▶ [WORK ORDER]
Output the data that follows exactly, line for line.

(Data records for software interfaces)

━━━━━━━━━━━━━━━━━━━━

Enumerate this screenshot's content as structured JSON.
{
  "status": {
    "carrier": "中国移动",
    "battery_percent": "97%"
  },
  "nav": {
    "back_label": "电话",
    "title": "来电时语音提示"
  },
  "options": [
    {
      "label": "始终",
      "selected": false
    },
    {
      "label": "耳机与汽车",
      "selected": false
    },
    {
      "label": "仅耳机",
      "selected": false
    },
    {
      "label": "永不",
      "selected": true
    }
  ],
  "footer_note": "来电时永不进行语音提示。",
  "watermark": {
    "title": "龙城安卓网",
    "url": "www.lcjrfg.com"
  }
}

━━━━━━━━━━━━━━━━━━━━

▶ [RESULT BELOW]
Enumerate this screenshot's content as structured JSON.
{
  "status": {
    "carrier": "中国移动",
    "battery_percent": "97%"
  },
  "nav": {
    "back_label": "电话",
    "title": "来电时语音提示"
  },
  "options": [
    {
      "label": "始终",
      "selected": false
    },
    {
      "label": "耳机与汽车",
      "selected": false
    },
    {
      "label": "仅耳机",
      "selected": false
    },
    {
      "label": "永不",
      "selected": true
    }
  ],
  "footer_note": "来电时永不进行语音提示。",
  "watermark": {
    "title": "龙城安卓网",
    "url": "www.lcjrfg.com"
  }
}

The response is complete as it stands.